EXERCISE BRIEF
On how many lines of the records below does the string "mpxPlayers" appear? Reply with only the number.

MATERIAL SHOWN
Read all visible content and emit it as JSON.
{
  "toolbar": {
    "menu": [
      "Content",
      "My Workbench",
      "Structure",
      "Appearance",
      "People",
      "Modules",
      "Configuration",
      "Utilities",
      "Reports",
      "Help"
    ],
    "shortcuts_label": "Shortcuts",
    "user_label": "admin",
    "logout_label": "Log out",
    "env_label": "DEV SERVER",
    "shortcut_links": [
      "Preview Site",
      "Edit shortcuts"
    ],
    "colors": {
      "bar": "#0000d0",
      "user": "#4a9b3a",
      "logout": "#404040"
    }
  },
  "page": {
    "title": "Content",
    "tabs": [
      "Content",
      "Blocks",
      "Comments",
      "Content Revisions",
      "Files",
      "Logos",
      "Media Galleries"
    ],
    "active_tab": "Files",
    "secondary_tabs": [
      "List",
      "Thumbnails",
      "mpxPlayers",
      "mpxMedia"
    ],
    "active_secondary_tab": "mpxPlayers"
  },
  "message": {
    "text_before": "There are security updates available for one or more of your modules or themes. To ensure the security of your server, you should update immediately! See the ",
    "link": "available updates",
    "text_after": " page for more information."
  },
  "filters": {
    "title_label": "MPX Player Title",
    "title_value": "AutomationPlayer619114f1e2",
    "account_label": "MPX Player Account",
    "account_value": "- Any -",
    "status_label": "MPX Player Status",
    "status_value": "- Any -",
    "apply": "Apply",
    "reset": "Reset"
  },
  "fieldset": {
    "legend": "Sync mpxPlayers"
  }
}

EXERCISE RESPONSE
3